## [Requirement]
Every line of the data must be retyped exactly as it stands.

## [Exercise material]

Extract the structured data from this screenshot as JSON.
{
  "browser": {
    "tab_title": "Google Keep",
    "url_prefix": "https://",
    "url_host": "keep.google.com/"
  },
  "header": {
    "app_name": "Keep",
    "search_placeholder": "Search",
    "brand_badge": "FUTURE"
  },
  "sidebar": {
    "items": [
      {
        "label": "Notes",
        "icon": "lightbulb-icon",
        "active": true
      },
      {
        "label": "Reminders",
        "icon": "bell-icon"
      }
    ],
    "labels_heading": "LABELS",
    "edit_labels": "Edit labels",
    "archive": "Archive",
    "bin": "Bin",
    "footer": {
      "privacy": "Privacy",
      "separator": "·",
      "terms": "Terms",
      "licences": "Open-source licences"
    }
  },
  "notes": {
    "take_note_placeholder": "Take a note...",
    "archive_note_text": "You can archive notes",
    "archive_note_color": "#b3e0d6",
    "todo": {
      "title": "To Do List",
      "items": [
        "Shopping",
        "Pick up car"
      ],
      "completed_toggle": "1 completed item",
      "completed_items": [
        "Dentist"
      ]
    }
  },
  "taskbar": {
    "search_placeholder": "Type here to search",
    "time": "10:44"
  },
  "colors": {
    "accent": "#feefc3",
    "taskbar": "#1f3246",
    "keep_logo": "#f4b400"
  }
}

## [Problem solution]
Extract the structured data from this screenshot as JSON.
{
  "browser": {
    "tab_title": "Google Keep",
    "url_prefix": "https://",
    "url_host": "keep.google.com/"
  },
  "header": {
    "app_name": "Keep",
    "search_placeholder": "Search",
    "brand_badge": "FUTURE"
  },
  "sidebar": {
    "items": [
      {
        "label": "Notes",
        "icon": "lightbulb-icon",
        "active": true
      },
      {
        "label": "Reminders",
        "icon": "bell-icon"
      }
    ],
    "labels_heading": "LABELS",
    "edit_labels": "Edit labels",
    "archive": "Archive",
    "bin": "Bin",
    "footer": {
      "privacy": "Privacy",
      "separator": "·",
      "terms": "Terms",
      "licences": "Open-source licences"
    }
  },
  "notes": {
    "take_note_placeholder": "Take a note...",
    "archive_note_text": "You can archive notes",
    "archive_note_color": "#b3e0d6",
    "todo": {
      "title": "To Do List",
      "items": [
        "Shopping",
        "Pick up car"
      ],
      "completed_toggle": "1 completed item",
      "completed_items": [
        "Dentist"
      ]
    }
  },
  "taskbar": {
    "search_placeholder": "Type here to search",
    "time": "10:44"
  },
  "colors": {
    "accent": "#feefc3",
    "taskbar": "#1f3246",
    "keep_logo": "#f4b400"
  }
}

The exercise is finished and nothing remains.